Russia’s Daniil Medvedev ‘feels sorry’ for Ukrainian players competing amid war

Russia’s Daniil Medvedev ‘feels sorry’ for Ukrainian players competing amid war

Russian Daniil Medvedev says he “feels sorry” for Ukrainian players competing on tour amid the invasion of their country.

It comes after Ukraine’s Lesia Tsurenko withdrew from her match against Belarusian Aryna Sabalenka due what she said was a panic attack. Tsurenko said she had been left “absolutely shocked” following a discussion with Steve Simon, the head of the WTA Tour, about the sport’s response to the ongoing war.

The world number one Iga Swiatek called for more support for Ukrainian players following Tsurenko’s decision to withdraw from the tournament, which gave Sabalenka a walkover into the fourth round.

“I definitely do feel sorry for all the Ukrainian players and what they go through,” Medvedev said after reaching the semi-finals at Indian Wells on Wednesday.

“Of course we have a responsibility (to talk about the issue) and it depends how every person, individual, will do with it. I’ve always said the same, I’m for peace all over the world and that’s all I can say.”

Russian and Belarusian players have been allowed to compete on both the ATP and WTA Tours but without national affiliation since the outbreak of the war, with the exception of Wimbledon and other tournaments organised by the LTA.

There was further controversy this week when Russia’s Anastasia Potapova wore a Spartak Moscow football shirt ahead of her third-round match with Jessica Pegula on Tuesday. Swiatek led the criticism of Potapova and said Russian players should not publicly show support for the country during its invasion of Ukraine.

The WTA has since issued a formal warning to the 21-year-old Potapova, who said she has supported Russian Premier League team Spartak Moscow since she was 13 and said she saw no provocation in it.

Daniil Medvedev (Getty Images)
Daniil Medvedev (Getty Images)

"To be honest, I was surprised," said Poland’s Swiatek, who wears a Ukrainian flag on her cap during her matches, after her third-round victory over Bianca Andreescu. "I thought the player realised that she should not, even if she is a fan of the team, show her views in this way at such times.
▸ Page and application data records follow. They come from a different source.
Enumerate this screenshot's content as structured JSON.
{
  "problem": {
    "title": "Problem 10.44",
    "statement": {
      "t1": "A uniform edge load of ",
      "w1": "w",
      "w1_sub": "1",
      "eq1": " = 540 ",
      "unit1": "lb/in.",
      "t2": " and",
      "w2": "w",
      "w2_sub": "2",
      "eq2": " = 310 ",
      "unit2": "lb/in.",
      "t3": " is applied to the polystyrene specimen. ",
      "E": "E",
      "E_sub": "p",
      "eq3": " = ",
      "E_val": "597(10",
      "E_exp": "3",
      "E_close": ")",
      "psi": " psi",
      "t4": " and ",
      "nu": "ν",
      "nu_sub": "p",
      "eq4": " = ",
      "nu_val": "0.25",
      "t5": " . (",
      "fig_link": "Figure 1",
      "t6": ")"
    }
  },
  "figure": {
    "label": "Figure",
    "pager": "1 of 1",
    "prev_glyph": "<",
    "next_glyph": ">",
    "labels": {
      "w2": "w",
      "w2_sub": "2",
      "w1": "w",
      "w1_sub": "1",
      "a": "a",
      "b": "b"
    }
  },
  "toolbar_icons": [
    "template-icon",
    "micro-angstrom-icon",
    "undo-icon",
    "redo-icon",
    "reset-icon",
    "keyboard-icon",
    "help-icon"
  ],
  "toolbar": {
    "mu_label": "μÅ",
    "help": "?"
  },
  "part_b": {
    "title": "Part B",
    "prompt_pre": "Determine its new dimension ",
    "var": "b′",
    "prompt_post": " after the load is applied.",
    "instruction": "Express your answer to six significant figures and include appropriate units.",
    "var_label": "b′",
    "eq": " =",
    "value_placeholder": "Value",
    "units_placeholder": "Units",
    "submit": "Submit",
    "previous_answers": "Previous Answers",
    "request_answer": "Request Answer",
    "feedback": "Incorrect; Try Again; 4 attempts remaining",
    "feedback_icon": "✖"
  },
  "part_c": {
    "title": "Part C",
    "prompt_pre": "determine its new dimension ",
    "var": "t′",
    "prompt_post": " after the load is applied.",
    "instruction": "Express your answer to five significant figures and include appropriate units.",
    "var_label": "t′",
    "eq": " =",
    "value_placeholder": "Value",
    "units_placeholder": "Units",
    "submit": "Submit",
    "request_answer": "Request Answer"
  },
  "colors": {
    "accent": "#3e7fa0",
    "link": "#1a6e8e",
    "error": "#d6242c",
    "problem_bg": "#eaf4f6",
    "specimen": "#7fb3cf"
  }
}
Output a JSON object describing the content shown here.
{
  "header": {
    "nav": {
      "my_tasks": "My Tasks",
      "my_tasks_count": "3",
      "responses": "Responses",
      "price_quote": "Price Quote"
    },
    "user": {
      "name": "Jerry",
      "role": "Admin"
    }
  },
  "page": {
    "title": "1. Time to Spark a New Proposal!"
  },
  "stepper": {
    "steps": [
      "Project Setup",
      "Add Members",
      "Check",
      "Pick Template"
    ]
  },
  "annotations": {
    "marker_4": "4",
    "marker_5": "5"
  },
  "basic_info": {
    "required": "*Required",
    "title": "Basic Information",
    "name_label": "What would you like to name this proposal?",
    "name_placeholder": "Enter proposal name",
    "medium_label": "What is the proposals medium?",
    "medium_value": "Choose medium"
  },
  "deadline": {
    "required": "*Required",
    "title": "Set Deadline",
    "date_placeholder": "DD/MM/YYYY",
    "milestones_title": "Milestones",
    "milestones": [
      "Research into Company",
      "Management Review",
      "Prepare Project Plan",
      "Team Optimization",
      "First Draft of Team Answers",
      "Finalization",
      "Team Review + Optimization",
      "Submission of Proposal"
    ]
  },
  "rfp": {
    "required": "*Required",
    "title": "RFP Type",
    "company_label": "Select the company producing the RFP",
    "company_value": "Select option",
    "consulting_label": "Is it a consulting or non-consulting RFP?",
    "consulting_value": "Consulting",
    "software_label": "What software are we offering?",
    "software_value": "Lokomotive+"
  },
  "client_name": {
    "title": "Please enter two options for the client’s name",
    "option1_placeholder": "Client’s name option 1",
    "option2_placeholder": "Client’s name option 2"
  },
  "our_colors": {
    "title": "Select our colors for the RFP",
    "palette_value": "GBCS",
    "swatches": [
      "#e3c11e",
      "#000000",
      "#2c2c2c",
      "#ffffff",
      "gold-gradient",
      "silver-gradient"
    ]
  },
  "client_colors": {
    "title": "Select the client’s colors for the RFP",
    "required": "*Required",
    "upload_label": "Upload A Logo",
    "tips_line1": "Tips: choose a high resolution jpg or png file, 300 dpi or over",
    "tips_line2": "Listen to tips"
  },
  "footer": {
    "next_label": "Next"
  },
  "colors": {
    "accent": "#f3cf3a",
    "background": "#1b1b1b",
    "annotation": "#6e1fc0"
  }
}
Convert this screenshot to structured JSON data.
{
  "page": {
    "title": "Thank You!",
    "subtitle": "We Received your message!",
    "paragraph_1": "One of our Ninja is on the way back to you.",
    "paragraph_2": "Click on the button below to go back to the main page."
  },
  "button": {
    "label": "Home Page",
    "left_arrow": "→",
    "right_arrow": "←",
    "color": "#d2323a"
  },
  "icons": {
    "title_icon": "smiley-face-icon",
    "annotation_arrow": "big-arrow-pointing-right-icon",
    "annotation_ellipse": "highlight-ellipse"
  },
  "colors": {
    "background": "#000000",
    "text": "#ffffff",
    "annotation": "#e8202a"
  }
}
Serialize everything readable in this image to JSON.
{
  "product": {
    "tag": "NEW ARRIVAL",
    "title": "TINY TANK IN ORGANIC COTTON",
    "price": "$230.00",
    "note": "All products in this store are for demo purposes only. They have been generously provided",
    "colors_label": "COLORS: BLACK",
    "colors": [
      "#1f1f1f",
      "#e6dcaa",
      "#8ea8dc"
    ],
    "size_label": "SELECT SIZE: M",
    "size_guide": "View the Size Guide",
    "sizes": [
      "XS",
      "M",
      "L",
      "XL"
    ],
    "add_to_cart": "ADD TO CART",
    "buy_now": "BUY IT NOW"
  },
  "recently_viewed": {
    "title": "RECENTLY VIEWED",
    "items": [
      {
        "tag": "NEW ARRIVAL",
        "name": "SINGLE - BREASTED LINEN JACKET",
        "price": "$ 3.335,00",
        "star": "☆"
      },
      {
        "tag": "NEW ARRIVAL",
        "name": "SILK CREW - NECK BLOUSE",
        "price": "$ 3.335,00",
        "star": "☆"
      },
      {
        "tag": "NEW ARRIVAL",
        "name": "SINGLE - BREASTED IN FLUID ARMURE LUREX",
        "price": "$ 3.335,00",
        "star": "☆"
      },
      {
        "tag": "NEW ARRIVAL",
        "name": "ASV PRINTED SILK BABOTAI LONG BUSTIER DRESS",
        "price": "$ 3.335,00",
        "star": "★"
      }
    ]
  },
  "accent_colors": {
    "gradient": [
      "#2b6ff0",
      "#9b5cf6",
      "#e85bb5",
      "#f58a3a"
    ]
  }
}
"I’ve talked to the WTA and in a way I found out that there should be less such situations because they will explain to other players that you can’t promote any Russian teams these days, which reassured me a bit.

"On the other hand, I think these situations unfortunately happen because this announcement should have taken place much earlier. There was a lot of chaos in the locker room at the beginning of the war.

"It was not clear how to approach everything, which causes such unpleasant situations. I think if there had been better leadership from the beginning, maybe we would have avoided such situations."